What the task requires
The response must contain every line from the records below that has "display".

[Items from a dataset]
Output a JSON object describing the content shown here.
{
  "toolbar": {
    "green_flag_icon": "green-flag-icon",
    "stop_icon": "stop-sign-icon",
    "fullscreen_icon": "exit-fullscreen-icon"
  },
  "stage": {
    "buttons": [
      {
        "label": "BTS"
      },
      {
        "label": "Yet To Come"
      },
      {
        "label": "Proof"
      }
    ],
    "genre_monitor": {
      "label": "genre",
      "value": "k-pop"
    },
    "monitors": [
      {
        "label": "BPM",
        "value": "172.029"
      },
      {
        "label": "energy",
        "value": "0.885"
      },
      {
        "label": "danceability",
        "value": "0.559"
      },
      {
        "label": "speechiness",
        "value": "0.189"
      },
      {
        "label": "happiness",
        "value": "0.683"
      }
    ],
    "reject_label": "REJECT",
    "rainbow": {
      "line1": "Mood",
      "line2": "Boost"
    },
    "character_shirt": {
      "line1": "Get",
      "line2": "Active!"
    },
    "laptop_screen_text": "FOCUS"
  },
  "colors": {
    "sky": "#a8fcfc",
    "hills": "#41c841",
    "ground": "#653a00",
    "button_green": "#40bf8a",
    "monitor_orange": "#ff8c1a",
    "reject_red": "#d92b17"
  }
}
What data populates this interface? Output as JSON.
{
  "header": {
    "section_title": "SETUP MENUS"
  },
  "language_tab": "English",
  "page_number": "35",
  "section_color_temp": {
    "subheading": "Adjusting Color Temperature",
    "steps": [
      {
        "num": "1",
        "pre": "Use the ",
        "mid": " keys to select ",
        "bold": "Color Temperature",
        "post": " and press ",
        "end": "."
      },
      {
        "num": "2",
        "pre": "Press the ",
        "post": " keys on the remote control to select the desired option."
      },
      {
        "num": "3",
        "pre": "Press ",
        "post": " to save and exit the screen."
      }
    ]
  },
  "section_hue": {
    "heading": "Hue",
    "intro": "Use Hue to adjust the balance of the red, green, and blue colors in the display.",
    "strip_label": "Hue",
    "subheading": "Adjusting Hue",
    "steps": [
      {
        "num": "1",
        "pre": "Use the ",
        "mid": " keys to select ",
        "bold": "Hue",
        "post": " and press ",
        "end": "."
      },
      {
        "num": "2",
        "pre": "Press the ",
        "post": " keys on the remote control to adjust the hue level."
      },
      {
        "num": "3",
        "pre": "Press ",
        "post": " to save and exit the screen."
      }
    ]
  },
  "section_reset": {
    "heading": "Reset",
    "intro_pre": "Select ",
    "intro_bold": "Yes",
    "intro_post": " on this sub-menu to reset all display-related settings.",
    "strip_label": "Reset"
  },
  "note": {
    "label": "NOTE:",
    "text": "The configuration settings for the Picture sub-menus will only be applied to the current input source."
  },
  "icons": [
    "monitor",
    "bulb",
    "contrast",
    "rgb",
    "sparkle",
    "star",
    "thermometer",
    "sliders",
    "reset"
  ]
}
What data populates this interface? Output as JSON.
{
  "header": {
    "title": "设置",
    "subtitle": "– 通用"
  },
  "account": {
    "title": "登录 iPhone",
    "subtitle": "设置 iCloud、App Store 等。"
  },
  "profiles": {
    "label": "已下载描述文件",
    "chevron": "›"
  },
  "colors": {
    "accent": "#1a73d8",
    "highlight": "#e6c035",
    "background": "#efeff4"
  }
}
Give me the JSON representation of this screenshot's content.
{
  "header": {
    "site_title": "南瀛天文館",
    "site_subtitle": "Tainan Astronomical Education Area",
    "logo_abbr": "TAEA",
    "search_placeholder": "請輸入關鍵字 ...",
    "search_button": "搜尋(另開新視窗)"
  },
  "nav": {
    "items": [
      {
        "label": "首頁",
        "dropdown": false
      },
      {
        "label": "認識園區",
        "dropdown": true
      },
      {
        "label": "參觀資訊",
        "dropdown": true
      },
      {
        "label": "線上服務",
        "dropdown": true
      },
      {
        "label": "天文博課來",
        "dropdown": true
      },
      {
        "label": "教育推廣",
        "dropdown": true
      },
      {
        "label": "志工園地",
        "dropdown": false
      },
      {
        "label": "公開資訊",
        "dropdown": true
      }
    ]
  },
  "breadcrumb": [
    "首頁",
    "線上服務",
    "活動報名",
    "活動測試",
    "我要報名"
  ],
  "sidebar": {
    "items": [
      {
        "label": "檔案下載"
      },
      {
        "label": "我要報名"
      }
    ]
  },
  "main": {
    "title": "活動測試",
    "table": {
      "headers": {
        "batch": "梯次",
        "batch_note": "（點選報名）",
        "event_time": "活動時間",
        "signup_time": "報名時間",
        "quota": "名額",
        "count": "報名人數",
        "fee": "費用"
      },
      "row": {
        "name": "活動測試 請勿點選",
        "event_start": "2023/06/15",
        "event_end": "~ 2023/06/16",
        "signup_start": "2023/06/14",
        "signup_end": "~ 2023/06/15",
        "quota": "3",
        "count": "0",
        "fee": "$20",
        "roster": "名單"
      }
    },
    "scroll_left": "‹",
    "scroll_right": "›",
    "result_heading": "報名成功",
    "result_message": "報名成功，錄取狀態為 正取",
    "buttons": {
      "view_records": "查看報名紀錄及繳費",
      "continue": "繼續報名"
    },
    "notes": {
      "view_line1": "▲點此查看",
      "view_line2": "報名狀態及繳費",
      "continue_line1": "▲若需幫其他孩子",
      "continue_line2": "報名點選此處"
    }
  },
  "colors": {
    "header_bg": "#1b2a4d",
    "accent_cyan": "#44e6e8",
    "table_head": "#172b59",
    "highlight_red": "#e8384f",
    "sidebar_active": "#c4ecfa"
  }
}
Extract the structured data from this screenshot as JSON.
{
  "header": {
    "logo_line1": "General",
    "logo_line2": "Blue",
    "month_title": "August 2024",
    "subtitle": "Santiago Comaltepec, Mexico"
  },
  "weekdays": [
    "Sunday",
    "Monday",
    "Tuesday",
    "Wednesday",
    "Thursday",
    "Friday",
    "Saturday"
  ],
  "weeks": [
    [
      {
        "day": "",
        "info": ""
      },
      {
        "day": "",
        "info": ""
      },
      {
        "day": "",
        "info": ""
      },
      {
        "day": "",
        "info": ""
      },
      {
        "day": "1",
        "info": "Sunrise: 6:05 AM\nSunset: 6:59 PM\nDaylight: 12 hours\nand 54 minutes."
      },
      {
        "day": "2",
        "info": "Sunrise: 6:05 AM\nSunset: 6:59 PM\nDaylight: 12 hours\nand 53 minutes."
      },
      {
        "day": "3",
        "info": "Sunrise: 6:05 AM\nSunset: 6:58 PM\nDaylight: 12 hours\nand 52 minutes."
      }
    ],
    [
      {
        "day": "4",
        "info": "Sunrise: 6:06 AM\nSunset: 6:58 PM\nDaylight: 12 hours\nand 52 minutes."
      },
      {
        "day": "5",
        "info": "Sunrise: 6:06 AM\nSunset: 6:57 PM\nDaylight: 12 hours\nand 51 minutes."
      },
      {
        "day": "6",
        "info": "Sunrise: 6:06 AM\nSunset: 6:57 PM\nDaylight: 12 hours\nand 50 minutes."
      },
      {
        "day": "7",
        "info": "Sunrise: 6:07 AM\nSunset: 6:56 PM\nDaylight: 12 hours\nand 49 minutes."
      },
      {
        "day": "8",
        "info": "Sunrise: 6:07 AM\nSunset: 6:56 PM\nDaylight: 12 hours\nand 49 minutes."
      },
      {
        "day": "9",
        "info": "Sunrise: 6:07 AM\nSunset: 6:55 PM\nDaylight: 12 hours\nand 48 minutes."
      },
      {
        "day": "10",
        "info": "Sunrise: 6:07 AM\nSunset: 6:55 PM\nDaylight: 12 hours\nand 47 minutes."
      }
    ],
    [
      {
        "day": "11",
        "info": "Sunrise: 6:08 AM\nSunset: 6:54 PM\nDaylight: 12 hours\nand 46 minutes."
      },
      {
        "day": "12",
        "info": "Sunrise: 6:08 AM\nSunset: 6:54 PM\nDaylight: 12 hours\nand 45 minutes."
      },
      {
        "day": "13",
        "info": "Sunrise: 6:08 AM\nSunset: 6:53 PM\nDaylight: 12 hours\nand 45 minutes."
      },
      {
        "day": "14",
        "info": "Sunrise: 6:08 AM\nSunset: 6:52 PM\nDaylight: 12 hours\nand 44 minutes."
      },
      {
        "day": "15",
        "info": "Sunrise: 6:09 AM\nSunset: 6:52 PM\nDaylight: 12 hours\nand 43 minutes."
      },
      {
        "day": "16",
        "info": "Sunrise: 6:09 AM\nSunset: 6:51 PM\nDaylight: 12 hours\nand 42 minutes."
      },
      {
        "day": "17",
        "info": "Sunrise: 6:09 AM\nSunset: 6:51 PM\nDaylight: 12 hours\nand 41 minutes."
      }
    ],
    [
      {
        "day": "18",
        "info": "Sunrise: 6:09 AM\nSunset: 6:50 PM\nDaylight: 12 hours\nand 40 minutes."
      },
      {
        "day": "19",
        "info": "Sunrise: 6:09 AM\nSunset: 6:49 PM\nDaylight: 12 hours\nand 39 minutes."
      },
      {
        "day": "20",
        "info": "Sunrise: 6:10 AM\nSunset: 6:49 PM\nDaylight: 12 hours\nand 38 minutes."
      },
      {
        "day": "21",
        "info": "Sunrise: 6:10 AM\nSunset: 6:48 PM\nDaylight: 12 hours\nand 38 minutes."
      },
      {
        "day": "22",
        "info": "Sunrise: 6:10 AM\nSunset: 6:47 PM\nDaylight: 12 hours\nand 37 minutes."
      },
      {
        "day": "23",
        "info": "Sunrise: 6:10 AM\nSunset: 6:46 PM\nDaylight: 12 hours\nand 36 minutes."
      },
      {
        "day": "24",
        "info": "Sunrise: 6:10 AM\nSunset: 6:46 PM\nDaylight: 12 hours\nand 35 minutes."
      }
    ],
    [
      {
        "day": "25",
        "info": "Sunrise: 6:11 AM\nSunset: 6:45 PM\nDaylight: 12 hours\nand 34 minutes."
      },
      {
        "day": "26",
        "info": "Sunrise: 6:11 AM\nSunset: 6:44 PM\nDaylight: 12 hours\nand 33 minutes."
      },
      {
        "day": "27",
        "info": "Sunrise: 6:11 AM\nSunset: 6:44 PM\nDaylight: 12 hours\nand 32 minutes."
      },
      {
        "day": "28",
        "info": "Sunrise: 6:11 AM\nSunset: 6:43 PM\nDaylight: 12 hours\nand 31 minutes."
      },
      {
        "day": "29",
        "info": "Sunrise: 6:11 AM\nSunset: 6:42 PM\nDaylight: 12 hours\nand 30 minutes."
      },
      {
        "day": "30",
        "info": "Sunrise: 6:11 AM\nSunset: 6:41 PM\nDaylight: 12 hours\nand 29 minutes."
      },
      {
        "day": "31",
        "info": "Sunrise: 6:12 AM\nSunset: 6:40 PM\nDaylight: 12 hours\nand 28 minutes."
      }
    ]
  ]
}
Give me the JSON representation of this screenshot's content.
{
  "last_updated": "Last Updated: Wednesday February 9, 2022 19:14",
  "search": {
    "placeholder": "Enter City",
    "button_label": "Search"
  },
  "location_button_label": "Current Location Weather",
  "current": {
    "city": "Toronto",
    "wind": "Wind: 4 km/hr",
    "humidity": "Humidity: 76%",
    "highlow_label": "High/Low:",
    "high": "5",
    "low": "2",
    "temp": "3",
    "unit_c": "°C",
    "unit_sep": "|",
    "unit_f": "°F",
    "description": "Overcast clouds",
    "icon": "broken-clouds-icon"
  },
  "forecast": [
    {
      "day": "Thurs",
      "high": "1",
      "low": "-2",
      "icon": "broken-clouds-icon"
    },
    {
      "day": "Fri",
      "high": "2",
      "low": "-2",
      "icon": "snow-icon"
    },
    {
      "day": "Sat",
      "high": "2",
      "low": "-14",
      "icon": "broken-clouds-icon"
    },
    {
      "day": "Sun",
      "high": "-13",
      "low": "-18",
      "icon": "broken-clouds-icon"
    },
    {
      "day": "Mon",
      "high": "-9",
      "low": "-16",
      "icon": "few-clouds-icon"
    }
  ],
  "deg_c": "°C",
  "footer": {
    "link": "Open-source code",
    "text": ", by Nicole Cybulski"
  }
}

Written answer
    "intro": "Use Hue to adjust the balance of the red, green, and blue colors in the display.",
    "intro_post": " on this sub-menu to reset all display-related settings.",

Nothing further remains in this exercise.